Details: (c) 1957, 1997 David Daiches ; Pub 1997 Canongate Books; ISBN 0-86241-704-X
Verdict: Two Worlds is an interesting biography and piece of social history
Reasons for reading it / how it came into my hands: I deliberately headed to my parents' without enough books for the return journey, knowing I'd be able to borrow something from them. So I asked Maman for something she thought I'd like, that was in the format of a fairly small paperback and that she could spare if it ended up in Dundee until next time I see the parents.
Two Worlds is basically Daiches' account of growing up as an Orthodox Jew in Edinburgh between the wars. This makes interesting reading; Daiches is not the most engaging writer ever (he's mainly a literary critic rather than a novelist), and he rambles and repeats himself a bit, but he's not horribly dull to read either. I particularly liked his linguistic comments and identification of 'Edinburgh Yiddish' as a distinct, though short-lived dialect.
I can identify with his description of the 'two worlds' of the title; he is very keen to emphasize that he did not consider his Jewish life to be in conflict with his secular existence.
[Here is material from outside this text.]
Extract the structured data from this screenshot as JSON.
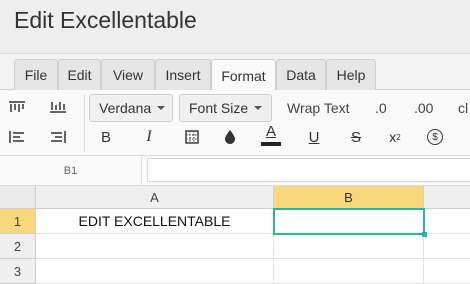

I think my attitude to being part of a minority religion is quite similar to his, although are circumstances are very different, especially since he was brought up Orthodox so in a way had a harder time fitting into normal society than I do.
The second story, Promised Land, I thought didn't contribute very much. It covers much of the same ground as Two Worlds, but written in a rather more poetic style and framed directly as a biography of Daiches' father (rather than being an ostensible account of the author's childhood which is effectively a biography of his father anyway).
To be honest, Two Worlds is of pretty specialist interest. It's worth reading if you're really excited about social history in ways that it can contribute to. For my part, I'm quite interested in the portrait of what anglo-Orthodox Judaism was like before it became entrenched in the way it is today. Although having said that, there are many provincial Orthodox communities, including the modern Edinburgh one, which are a lot less tribalistic than the official party line espoused by the urban communities.